Typical ‘Eddie’, appalling Standard

‘Eddie’ is a Labour Party SpokesPseudonym at The Standard well known for promoting distorted and false information to smear. Today’s post is typical:

Nats back to censoring the press

The Government has injuncted* RNZ from running a story based on a leaked Kiwirail document that shows National’s under-investment in Kiwirail will make the tracks more dangerous and less useable at a time when it is firing 200 maintenance staff.

It’s really reached that point now, where the Nats think they have the right to censor coverage that they don’t agree with.

Key set the standard (assisted by the craven Police) by having media outlets raided during an election campaign to chill them into not running the details of what he said to a political ally in a public cafe in front of the nation’s media.

Now, ministers obviously think its open season – they can bully, threaten, and take court action against any media outlet that is preparing to “publish an opinion …. in a most irresponsible way”.

That’s Mallard-like brazen bullshit.

A commenter takes ‘Eddie’ to task:

Gosman2

Funny, Radio NZ National makes no mention of the Government placing an injunction on them over this story.

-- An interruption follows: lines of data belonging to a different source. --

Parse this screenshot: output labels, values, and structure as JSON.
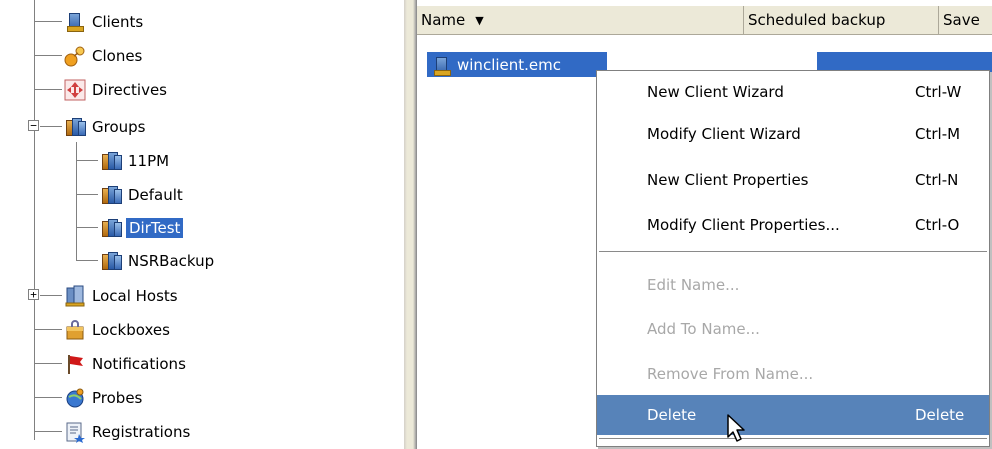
{
  "tree": {
    "items": [
      {
        "label": "Clients",
        "icon": "client-icon"
      },
      {
        "label": "Clones",
        "icon": "clones-icon"
      },
      {
        "label": "Directives",
        "icon": "directives-icon"
      },
      {
        "label": "Groups",
        "icon": "groups-icon",
        "expander": "−"
      },
      {
        "label": "11PM",
        "icon": "group-icon"
      },
      {
        "label": "Default",
        "icon": "group-icon"
      },
      {
        "label": "DirTest",
        "icon": "group-icon",
        "selected": true
      },
      {
        "label": "NSRBackup",
        "icon": "group-icon"
      },
      {
        "label": "Local Hosts",
        "icon": "local-hosts-icon",
        "expander": "+"
      },
      {
        "label": "Lockboxes",
        "icon": "lockbox-icon"
      },
      {
        "label": "Notifications",
        "icon": "notification-flag-icon"
      },
      {
        "label": "Probes",
        "icon": "probe-icon"
      },
      {
        "label": "Registrations",
        "icon": "registrations-icon"
      }
    ]
  },
  "list": {
    "columns": [
      "Name",
      "Scheduled backup",
      "Save"
    ],
    "sort_arrow": "▼",
    "rows": [
      {
        "name": "winclient.emc"
      }
    ]
  },
  "context_menu": {
    "items": [
      {
        "label": "New Client Wizard",
        "shortcut": "Ctrl-W",
        "enabled": true
      },
      {
        "label": "Modify Client Wizard",
        "shortcut": "Ctrl-M",
        "enabled": true
      },
      {
        "label": "New Client Properties",
        "shortcut": "Ctrl-N",
        "enabled": true
      },
      {
        "label": "Modify Client Properties...",
        "shortcut": "Ctrl-O",
        "enabled": true
      },
      {
        "label": "Edit Name...",
        "shortcut": "",
        "enabled": false
      },
      {
        "label": "Add To Name...",
        "shortcut": "",
        "enabled": false
      },
      {
        "label": "Remove From Name...",
        "shortcut": "",
        "enabled": false
      },
      {
        "label": "Delete",
        "shortcut": "Delete",
        "enabled": true,
        "highlighted": true
      }
    ]
  },
  "colors": {
    "selection": "#316ac5",
    "menu_highlight": "#5783b9",
    "disabled_text": "#a8a8a8",
    "header_bg": "#ece9d8"
  }
}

It has stated that KiwiRail has placed one on them though.

[kiwirail is part of the government. The ministers will have been informed under no surprises. Brownlee endorsed the action. Eddie]

Accusations presented as fact with absolutely no evidence – a typical ‘Eddie’ post.

This black ops campaign does Labour’s image no favours.

And it’s the height of hypocrisy for ‘Eddie’ to accuse of censorship, ‘Eddie’ famously tried to censor me for question previous smearing misinformation:

Dunne isn’t angry, but…

“Eddie” digs dirt deeper